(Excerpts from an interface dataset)
Segment Open
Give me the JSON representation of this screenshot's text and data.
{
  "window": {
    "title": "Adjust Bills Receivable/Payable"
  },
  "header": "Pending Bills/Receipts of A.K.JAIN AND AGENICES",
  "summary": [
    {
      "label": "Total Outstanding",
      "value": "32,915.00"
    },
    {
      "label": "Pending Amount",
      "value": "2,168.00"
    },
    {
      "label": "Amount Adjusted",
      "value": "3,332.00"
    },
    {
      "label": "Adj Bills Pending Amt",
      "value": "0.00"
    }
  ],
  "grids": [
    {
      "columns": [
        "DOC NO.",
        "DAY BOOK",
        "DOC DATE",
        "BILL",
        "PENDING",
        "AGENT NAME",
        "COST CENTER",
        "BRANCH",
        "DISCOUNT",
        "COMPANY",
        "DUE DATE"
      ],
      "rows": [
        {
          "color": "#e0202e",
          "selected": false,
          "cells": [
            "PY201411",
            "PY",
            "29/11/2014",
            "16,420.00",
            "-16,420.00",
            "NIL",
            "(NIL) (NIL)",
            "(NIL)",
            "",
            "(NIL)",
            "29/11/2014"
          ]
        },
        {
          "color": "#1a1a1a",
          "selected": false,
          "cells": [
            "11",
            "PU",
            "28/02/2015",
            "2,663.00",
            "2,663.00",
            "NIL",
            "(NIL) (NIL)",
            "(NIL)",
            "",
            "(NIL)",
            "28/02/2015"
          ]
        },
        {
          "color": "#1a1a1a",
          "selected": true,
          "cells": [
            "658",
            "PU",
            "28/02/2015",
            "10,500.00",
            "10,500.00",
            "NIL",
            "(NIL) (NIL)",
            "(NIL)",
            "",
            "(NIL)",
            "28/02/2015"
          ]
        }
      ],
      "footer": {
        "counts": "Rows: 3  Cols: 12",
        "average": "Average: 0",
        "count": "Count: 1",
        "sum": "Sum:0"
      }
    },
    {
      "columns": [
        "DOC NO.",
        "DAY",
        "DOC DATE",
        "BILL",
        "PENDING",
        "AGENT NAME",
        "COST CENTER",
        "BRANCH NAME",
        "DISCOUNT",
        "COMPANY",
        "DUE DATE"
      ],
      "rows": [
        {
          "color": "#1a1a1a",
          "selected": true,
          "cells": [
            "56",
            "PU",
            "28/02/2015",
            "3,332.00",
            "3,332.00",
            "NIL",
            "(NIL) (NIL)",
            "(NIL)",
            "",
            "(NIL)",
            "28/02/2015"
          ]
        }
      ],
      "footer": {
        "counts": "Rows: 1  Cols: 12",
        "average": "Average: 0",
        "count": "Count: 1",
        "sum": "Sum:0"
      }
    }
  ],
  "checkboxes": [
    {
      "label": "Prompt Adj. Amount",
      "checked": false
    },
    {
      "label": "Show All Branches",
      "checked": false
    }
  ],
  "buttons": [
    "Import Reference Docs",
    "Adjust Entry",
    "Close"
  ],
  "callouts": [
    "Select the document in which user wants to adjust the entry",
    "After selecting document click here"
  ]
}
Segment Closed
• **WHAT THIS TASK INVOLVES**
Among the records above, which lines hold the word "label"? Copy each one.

• **ANSWER FOR THIS EXERCISE**
      "label": "Total Outstanding",
      "label": "Pending Amount",
      "label": "Amount Adjusted",
      "label": "Adj Bills Pending Amt",
      "label": "Prompt Adj. Amount",
      "label": "Show All Branches",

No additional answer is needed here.